FEMA Continues to Lack the Infrastructure to Respond Adequately to Disasters

Daniel Kaniewski’s recent resignation from the Federal Emergency Management Agency (FEMA) is another reason to question FEMA’s ability to provide sufficient relief following natural disasters. Kaniewski, FEMA’s “second-ranking” official, joined the agency in 2017 and devoted his efforts to “transforming the role that the agency plays in disaster” from acting as first responders to encouraging pre-disaster preparedness.

This announcement gives rise to greater concerns about FEMA because the agency lacked the Information Technology infrastructure to adequately respond to the many natural disasters that occurred in 2017, including Hurricanes Harvey, Irma, and Maria as well as wildfires in California that destroyed at least $3.3 billion worth of property and collectively killed thousands of people.

The information technology (IT) problems are not new; the Office of Inspector General (OIG) has addressed them in investigations and reports for at least thirteen years. The 2017 report, for instance, details a lack of an established “IT strategic plan, architecture, or governance framework to facilitate day-to-day management of aging IT systems and equipment.” This report indicates that the problems come from a lack of oversight and organization from the top of the agency, which in turn, leads to challenges related to actual response efforts on the ground.

The report specifically identified the source of the problem as the Office of Chief Information Officers’ (CIO) limited authority to manage IT solutions across the agency. While the agency relies on more than 300 IT systems and databases to perform daily functions, the CIO has authority over only 22 such systems. The CIO reports to the Associate Administrator for Mission Support, not to the FEMA Administrator. The Associate Administrator then reports to the Administrator, which hampers widespread control over the agencies information technology resources. The CIO is one step removed from head of the agency, so their reports are sent through the filter of an associate administrator before making it to the top of command.

FEMA has a largely decentralized system for allocating and spending its budget. In the 2018 fiscal year, FEMA spent more than $452 million on IT infrastructure and maintenance. The CIO controlled only about 40 percent of this allocation, which allowed FEMA offices to monitor their own spending. One senior CIO official said that FEMA uses more than 70 percent of its annual IT budget to support aging infrastructure and patching vulnerabilities. This spending reality prevents agency guidance on the proper dispersal and use of IT equipment like computers, tablets, and cell phones. Some workers even used personal devices to accommodate the workload, exposing the FEMA network to security risks and increased potential for delays. Current wireless networks were insufficient to maintain up-to-date information about assistance requests, which hindered an adequate response.

Even when FEMA employees have adequate access to necessary information for the successful completion of their jobs, they oftentimes then mishandle that information. For example, in March, a government watchdog reported that FEMA wrongly disclosed the personal information of over 2.3 million survivors of the 2017 natural disasters to third party contractors hired to work for the agency. This included highly personal information such as bank accounts. Notably, this information was not necessary for the contractors to perform their functions.
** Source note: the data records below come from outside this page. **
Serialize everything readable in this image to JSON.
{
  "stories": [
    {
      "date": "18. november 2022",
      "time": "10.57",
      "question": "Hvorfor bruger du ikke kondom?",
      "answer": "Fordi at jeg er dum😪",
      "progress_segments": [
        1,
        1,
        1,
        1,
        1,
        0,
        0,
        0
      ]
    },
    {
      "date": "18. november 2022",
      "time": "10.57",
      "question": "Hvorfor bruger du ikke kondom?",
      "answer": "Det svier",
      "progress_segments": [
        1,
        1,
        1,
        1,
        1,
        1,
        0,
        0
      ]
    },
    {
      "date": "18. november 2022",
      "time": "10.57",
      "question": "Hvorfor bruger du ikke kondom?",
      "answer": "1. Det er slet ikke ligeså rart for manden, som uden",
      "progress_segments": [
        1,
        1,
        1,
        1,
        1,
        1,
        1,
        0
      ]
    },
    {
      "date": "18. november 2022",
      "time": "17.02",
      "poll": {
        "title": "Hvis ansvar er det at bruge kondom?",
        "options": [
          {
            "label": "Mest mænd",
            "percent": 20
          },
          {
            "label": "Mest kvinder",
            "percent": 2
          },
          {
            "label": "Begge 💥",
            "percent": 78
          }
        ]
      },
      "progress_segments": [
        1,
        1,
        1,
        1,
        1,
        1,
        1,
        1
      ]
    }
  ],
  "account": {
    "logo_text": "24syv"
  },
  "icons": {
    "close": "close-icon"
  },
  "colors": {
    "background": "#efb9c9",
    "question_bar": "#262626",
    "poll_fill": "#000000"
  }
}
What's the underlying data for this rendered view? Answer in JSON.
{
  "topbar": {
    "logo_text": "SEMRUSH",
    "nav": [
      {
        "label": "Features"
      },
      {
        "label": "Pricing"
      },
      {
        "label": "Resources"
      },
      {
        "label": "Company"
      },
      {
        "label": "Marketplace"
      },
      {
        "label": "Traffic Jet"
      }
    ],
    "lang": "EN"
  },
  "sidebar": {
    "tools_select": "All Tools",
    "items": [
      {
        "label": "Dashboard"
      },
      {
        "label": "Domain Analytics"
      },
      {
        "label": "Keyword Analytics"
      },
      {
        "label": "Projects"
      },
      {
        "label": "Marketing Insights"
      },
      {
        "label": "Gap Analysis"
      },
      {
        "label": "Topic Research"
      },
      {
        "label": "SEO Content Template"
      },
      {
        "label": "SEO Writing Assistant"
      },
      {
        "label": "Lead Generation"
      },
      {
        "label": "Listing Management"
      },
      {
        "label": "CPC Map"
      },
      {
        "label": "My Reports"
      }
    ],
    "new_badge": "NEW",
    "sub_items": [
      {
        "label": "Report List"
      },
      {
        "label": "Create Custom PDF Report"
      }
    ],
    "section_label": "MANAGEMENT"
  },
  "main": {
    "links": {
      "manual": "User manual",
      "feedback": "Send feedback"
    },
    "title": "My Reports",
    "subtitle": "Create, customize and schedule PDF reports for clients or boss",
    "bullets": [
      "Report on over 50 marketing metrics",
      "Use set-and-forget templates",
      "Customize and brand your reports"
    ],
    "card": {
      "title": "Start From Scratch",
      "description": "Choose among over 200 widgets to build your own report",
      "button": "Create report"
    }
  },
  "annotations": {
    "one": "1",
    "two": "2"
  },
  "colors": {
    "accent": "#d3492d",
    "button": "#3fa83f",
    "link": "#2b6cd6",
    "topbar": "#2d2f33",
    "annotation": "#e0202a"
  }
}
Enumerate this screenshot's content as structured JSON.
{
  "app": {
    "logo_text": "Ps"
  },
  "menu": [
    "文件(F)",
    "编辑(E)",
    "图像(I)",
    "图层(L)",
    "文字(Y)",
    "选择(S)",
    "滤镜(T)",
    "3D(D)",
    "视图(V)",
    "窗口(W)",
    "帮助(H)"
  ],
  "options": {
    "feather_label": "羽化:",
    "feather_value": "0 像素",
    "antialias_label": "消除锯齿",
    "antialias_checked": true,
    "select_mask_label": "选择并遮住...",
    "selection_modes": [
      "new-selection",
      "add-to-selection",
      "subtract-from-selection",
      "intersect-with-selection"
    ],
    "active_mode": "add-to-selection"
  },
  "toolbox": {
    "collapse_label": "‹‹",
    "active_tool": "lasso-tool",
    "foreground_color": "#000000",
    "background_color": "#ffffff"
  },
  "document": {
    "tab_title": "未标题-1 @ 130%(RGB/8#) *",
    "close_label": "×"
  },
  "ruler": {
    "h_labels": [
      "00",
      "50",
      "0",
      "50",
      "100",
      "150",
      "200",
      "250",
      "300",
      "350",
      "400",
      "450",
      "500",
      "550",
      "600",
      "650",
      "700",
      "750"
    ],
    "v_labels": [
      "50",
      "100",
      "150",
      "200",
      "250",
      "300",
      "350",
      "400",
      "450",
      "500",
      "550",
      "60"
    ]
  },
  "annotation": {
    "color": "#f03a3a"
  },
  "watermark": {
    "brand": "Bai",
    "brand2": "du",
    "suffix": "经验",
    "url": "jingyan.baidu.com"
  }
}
Despite OIG recommendations on how FEMA can improve its ability to respond to and manage disasters, many of those recommendations have not been implemented by FEMA. For example, four recommendations that the OIG made to FEMA in a 2015 report have still not been resolved. Similarly, in its most recent report, the OIG made four recommendations regarding how FEMA could better address its poor IT oversight structure and its lack of strategic plans by modernizing its current systems. The agency responded to these recommendations with proposed plans, but FEMA does not expect any of the four to be complete before the end of April 2020.